Remember the long way that the LORD your God has led you these forty years in the wilderness.
Time and again God calls His people to remember: remember that you were slaves in Egypt, remember your departure from Egypt, remember what happened at the Red Sea, remember this, remember that, don’t forget this, don’t forget that. Remembering is essential for the Exodus journey and is raised to a moral imperative for God’s people. Remembering how the Lord God has led becomes a catalyst for their faith and emboldens them for the road ahead.
Novelist and pastor Frederick Buechner in his memoirs The Sacred Journey remembers the intersections of God with his life and concludes, “all theology, like fiction, is at its heart autobiography”. Buechner states:
If God speaks to us at all in this world, if God speaks anywhere, it is into our personal lives that he speaks…into the thick of it, or out of the thick of it, at moments of even the most humdrum of our days, God speaks.
As you pause to remember your life, how do you see God speaking to you?
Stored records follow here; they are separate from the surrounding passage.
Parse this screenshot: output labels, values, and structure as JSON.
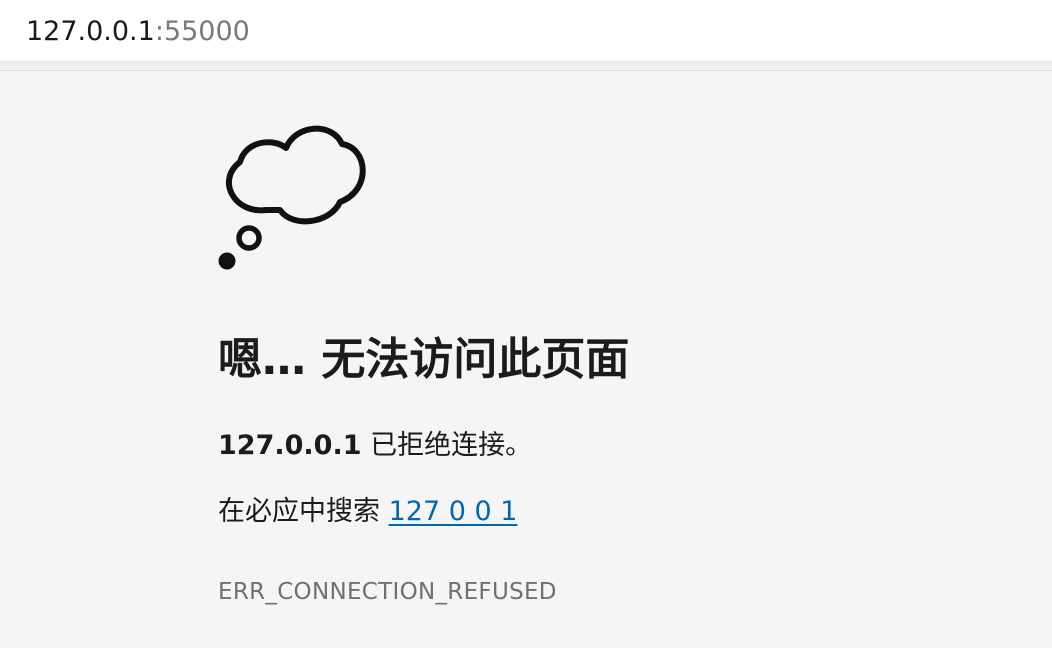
{
  "address_bar": {
    "host": "127.0.0.1",
    "port": ":55000"
  },
  "error_page": {
    "icon": "thought-cloud-icon",
    "heading": "嗯… 无法访问此页面",
    "host_bold": "127.0.0.1",
    "message_suffix": " 已拒绝连接。",
    "search_prefix": "在必应中搜索 ",
    "search_link": "127 0 0 1",
    "error_code": "ERR_CONNECTION_REFUSED",
    "link_color": "#0067b8"
  }
}
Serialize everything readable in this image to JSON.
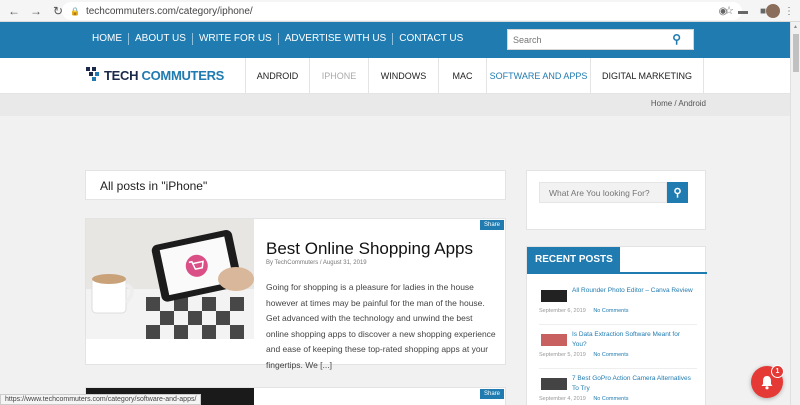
{
  "browser": {
    "url": "techcommuters.com/category/iphone/",
    "back_icon": "arrow-left",
    "forward_icon": "arrow-right",
    "reload_icon": "reload"
  },
  "topnav": {
    "items": [
      "HOME",
      "ABOUT US",
      "WRITE FOR US",
      "ADVERTISE WITH US",
      "CONTACT US"
    ],
    "search_placeholder": "Search"
  },
  "logo": {
    "part1": "TECH",
    "part2": "COMMUTERS"
  },
  "categories": [
    "ANDROID",
    "IPHONE",
    "WINDOWS",
    "MAC",
    "SOFTWARE AND APPS",
    "DIGITAL MARKETING"
  ],
  "breadcrumb": "Home  /  Android",
  "page_heading": "All posts in \"iPhone\"",
  "posts": [
    {
      "share": "Share",
      "title": "Best Online Shopping Apps",
      "meta": "By TechCommuters / August 31, 2019",
      "excerpt": "Going for shopping is a pleasure for ladies in the house however at times may be painful for the man of the house. Get advanced with the technology and unwind the best online shopping apps to discover a new shopping experience and ease of keeping these top-rated shopping apps at your fingertips. We [...]"
    },
    {
      "share": "Share"
    }
  ],
  "sidebar": {
    "search_placeholder": "What Are You looking For?",
    "recent_title": "RECENT POSTS",
    "recent": [
      {
        "title": "All Rounder Photo Editor – Canva Review",
        "date": "September 6, 2019",
        "comments": "No Comments"
      },
      {
        "title": "Is Data Extraction Software Meant for You?",
        "date": "September 5, 2019",
        "comments": "No Comments"
      },
      {
        "title": "7 Best GoPro Action Camera Alternatives To Try",
        "date": "September 4, 2019",
        "comments": "No Comments"
      }
    ]
  },
  "status_url": "https://www.techcommuters.com/category/software-and-apps/",
  "notification": {
    "count": "1"
  },
  "colors": {
    "brand_blue": "#1f7bb0",
    "bell_red": "#e53935"
  }
}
How do you see God speaking to you through blessings, through trials, through your own Wilderness time? Or, as Frederick Buechner might ask, “How has your autobiography become your theology?” As you sit with these questions consider the following words of Charles Haddon Spurgeon:
It is a delightful and profitable occupation to mark the hand of God in the lives of ancient saints, and to observe his goodness in delivering them, his mercy in pardoning them, and his faithfulness in keeping his covenant with them. But would it not be even more interesting and profitable for us to remark the hand of God in our own lives? Ought we not to look upon our own history as being at least as full of God, as full of his goodness and of his truth, as much a proof of his faithfulness and veracity, as the lives of any of the saints who have gone before? We do our Lord an injustice when we suppose that he wrought all his mighty acts, and showed himself strong for those in the early time, but doth not perform wonders or lay bare his arm for the saints who are now upon the earth. Let us review our own lives. Surely in these we may discover some happy incidents, refreshing to ourselves and glorifying to our God. Have you had no deliverances? Have you passed through no rivers, supported by the divine presence?…Surely the goodness of God has been the same to us as to the saints of old.” (Morning by Morning)
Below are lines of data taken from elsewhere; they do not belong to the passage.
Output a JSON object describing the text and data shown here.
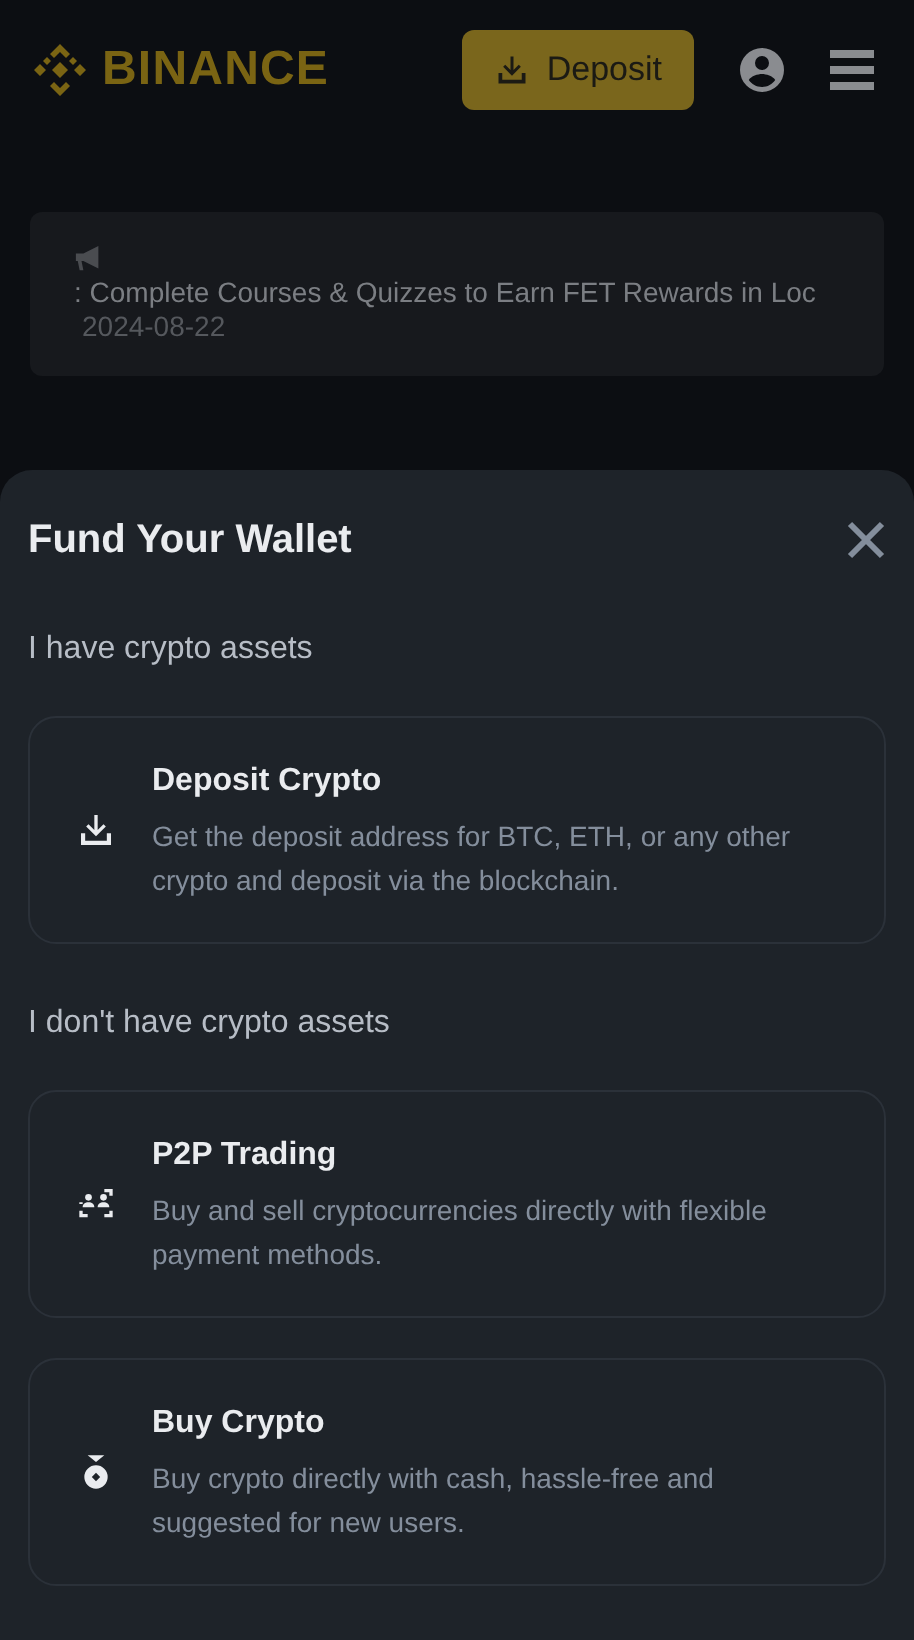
{
  "header": {
    "logo": "BINANCE",
    "deposit_button": "Deposit"
  },
  "announcement": {
    "text": ": Complete Courses & Quizzes to Earn FET Rewards in Loc",
    "date": "2024-08-22"
  },
  "sheet": {
    "title": "Fund Your Wallet",
    "sections": [
      {
        "heading": "I have crypto assets",
        "options": [
          {
            "kind": "deposit",
            "title": "Deposit Crypto",
            "description": "Get the deposit address for BTC, ETH, or any other crypto and deposit via the blockchain."
          }
        ]
      },
      {
        "heading": "I don't have crypto assets",
        "options": [
          {
            "kind": "p2p",
            "title": "P2P Trading",
            "description": "Buy and sell cryptocurrencies directly with flexible payment methods."
          },
          {
            "kind": "buy",
            "title": "Buy Crypto",
            "description": "Buy crypto directly with cash, hassle-free and suggested for new users."
          }
        ]
      }
    ]
  }
}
Why not take some time in God’s presence to look back over your life. Ask the Holy Spirit to guide you in your remembering. You might find the following Reflection activities helpful.
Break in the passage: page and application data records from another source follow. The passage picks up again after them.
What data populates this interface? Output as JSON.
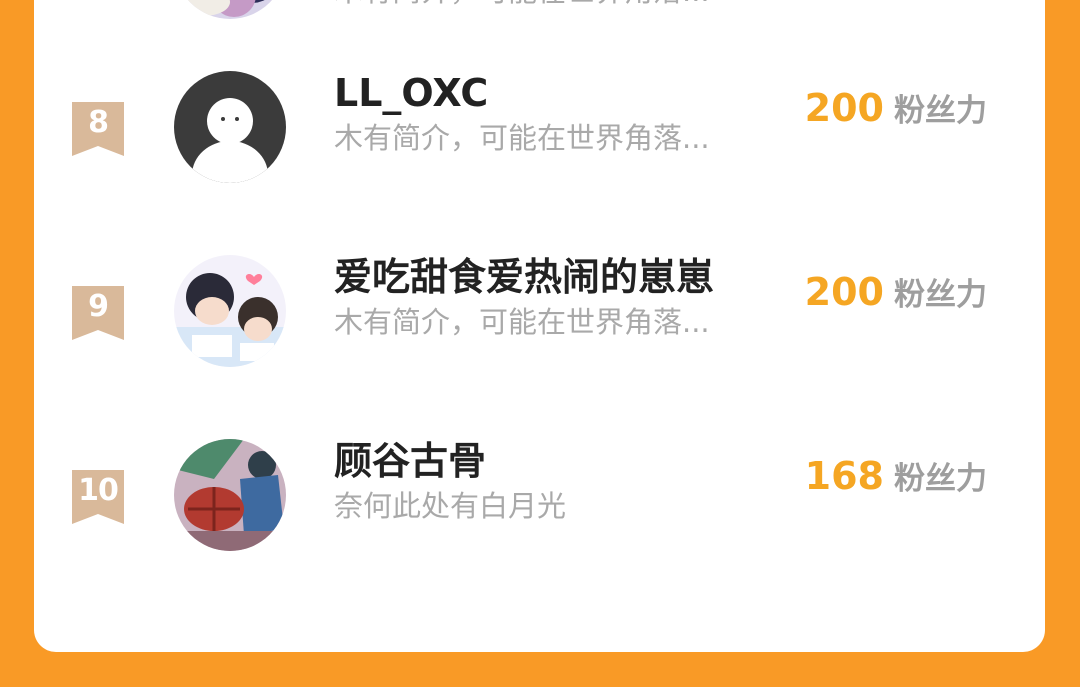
{
  "colors": {
    "background": "#f99a26",
    "card": "#ffffff",
    "rank_badge": "#d9b99a",
    "fans_number": "#f5a623",
    "bio_text": "#a9a9a9"
  },
  "ranking": [
    {
      "rank": "",
      "name": "",
      "bio": "木有简介，可能在世界角落...",
      "fans": "",
      "fans_label": "",
      "avatar_icon": "anime-avatar-icon"
    },
    {
      "rank": "8",
      "name": "LL_OXC",
      "bio": "木有简介，可能在世界角落...",
      "fans": "200",
      "fans_label": "粉丝力",
      "avatar_icon": "default-user-avatar-icon"
    },
    {
      "rank": "9",
      "name": "爱吃甜食爱热闹的崽崽",
      "bio": "木有简介，可能在世界角落...",
      "fans": "200",
      "fans_label": "粉丝力",
      "avatar_icon": "anime-couple-avatar-icon"
    },
    {
      "rank": "10",
      "name": "顾谷古骨",
      "bio": "奈何此处有白月光",
      "fans": "168",
      "fans_label": "粉丝力",
      "avatar_icon": "anime-umbrella-avatar-icon"
    }
  ]
}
- On a sheet of paper, draw a line to represent your Exodus journey. Your line may have wanderings around in a circle, ups and own, back and forth, be jagged, curved etc. On this line you are representing your Exodus.
- At points along your line mark spots to represent significant milestones, experiences, changes, encounters with God or other people that have shaped your journey.
- You might want to draw symbols at significant points such as a Red Sea, a place of no water, a tent of meeting with God, manna provided, wanting to go back to Egypt, or afraid to move ahead.
- Indicate points in your Exodus where God seemed most near; indicate times when God seemed farthest away or non-existent.
- Place an “X” at the end of your line to represent where you see yourself in your Exodus journey.
- Look back over your Exodus journey remembering. Make note of the feelings you have as you remember.
- Continue on from the “X” with a dotted line indicating your “Promised Land”. Make note of what the Promised Land looks like for you. Are there giants in your Promised Land? Is there blessing and fulfillment?
- Take some moments to meet with God and talk with Him about where you desire your Exodus to take you.
- Add to this remembering by sharing your drawing with a loved one or close friend.